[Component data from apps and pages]
▽

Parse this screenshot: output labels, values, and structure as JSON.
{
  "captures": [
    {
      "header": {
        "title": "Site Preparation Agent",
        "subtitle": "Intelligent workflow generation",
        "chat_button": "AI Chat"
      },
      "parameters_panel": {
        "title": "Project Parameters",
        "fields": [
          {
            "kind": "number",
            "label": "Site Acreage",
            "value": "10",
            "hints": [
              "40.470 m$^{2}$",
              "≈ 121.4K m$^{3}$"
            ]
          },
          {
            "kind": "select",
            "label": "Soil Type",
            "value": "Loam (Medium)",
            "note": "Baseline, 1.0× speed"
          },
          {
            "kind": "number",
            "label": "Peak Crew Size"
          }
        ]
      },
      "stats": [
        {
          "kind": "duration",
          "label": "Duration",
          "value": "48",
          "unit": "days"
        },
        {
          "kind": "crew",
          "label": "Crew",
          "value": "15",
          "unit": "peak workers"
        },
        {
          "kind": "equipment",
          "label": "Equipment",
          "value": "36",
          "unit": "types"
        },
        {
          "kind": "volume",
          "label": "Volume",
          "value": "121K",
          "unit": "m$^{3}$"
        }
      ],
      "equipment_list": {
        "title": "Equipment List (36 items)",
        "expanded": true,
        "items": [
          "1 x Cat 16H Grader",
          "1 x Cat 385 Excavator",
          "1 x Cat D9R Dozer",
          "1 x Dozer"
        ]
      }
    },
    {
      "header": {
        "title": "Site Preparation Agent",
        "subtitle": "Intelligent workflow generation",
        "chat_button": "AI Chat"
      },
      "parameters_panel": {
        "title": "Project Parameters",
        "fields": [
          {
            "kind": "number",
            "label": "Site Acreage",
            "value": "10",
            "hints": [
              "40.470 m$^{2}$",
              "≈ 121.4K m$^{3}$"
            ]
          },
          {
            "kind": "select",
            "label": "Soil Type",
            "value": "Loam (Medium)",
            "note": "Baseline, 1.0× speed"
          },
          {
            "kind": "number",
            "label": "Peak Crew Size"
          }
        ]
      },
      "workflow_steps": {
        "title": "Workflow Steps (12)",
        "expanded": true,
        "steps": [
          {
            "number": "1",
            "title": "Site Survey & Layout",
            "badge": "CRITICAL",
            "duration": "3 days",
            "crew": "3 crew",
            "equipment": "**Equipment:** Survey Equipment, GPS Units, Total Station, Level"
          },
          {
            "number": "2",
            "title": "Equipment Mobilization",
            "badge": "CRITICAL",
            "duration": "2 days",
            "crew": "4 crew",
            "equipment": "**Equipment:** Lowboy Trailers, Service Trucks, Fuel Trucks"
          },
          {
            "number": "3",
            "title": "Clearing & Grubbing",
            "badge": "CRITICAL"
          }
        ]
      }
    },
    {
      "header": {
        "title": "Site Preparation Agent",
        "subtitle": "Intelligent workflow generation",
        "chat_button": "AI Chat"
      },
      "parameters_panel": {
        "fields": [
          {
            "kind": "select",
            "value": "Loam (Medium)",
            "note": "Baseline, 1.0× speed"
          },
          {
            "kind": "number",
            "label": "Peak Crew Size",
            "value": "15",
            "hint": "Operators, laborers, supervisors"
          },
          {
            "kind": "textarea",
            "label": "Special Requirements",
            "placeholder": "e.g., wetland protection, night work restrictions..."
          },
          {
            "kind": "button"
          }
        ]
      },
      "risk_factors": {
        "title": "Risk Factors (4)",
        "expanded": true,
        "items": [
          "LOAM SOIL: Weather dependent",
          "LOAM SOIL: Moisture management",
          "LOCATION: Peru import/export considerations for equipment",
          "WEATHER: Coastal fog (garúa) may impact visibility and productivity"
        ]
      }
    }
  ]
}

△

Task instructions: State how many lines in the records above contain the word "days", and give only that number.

Your solution: 3